Then came the worst as I learned my last section of my program this week (yay I'm done learning it!). So a few days ago, I read on alejeather's blog about having a back-3-turn entry into a loop in her program. I was in awe and at the same time relieved that I'd escaped any back-3's in my program. I rejoiced too early, coach had it waiting for me. At least it's a RBO3, since I can't do BI3's at all. But even so, my BO3's generally come to a stop or at least a crawl after the turn, so you can imagine it doesn't work quite well going into a loop right now. Currently coach J has allowed me to stick ONE back crossover between the 3-turn and the actual loop jump, if I have time, meaning I have to manage to do everything previous at speed! Eventually with practice though, I hope I can go straight into the BI3-mohawk-loop jump without any crossover help. But I foresee a lot of falling down in my future practices.

So besides all these new elements, I've also learnt (or am in the process of learning) some "skating skills". I have to skate faster so I can fit inside the music, something coach J is very happy about lol. I supposedly have to skate "pretty", thought goodness knows what I look like now. I'm also learning to use my arms and be expressive, and something that goes with that, is to be confident. I was certainly not confident at first, I was ready to run away when coach J first made me run the first portion of the program to music on the speaker. Now, I've even managed to request my program music in my own practice time : ) Hopefully, by the time recital day comes in a month, I will be confident enough to go out there, be expressive, elegant, artistic, pretty and above all, smiling.

Sunday, 3 February 2013

Aha moment

Oh those wonderful times when something just suddenly makes so much sense and all of a sudden, that elusive element just suddenly works. I had two of those AHA! moments this week. Not without good advice from my great coaches of course.

Waltz-loop combo jump
I've practiced and practiced but it just doesn't feel right. I have to put so much strength into trying to jump up into the loop jump after the waltz, and even so, the tempo isn't right and I spend too much time on the ground losing my momentum. I've tried it slow, I've tried it fast, it's just not there. Then coach J told me something which group coach A has actually told me before, but now it finally clicks. I need to curve my waltz jump more! I tend to step out my waltz jump on a very shallow curve, for fear of over-rotating the waltz, but then I have no rotational momentum to get into the loop jump. So I tried it on a deeper curve, and voila! As I land the waltz jump, my foot naturally made the fishhook curve and I instantly went into a loop jump. Compared to my old feeling of being heavy and unjumpable, now I felt as light as a feather. It's such a good feeling!

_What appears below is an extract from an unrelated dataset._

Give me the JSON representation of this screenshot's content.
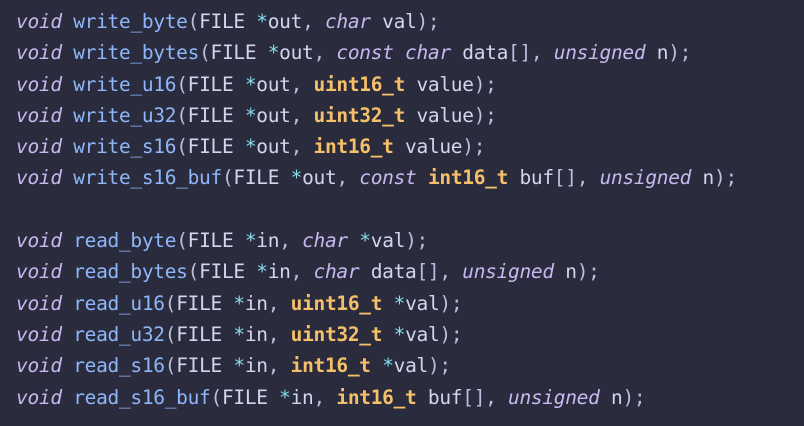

Sit spin
Something else that I've practiced again and again. My biggest problem seem to be that I would go up on my toepick (not just at the entrance, but continually) and so I would fall out of spinning. To counteract this, I tried to not lean my body forward (ie. lean back a little). During my group class, coach C told me that I should be bending my knee and ankle more instead. I certainly do bend my knee, but I realized that the problem was bending (or lack thereof) my ankle! I consciously told myself to bend my ankle and it works! I started spinning round and round in my sit spin.

Both of these were good, along with all my other jumps (toe-loop, salchow, flip) on Thursday and Friday, so hopefully, it's something that I've finally learnt and not just a mere fluke! I felt like a bouncing bean jumping here and there and everywhere, and was so happy : ) Can't wait till my next skate!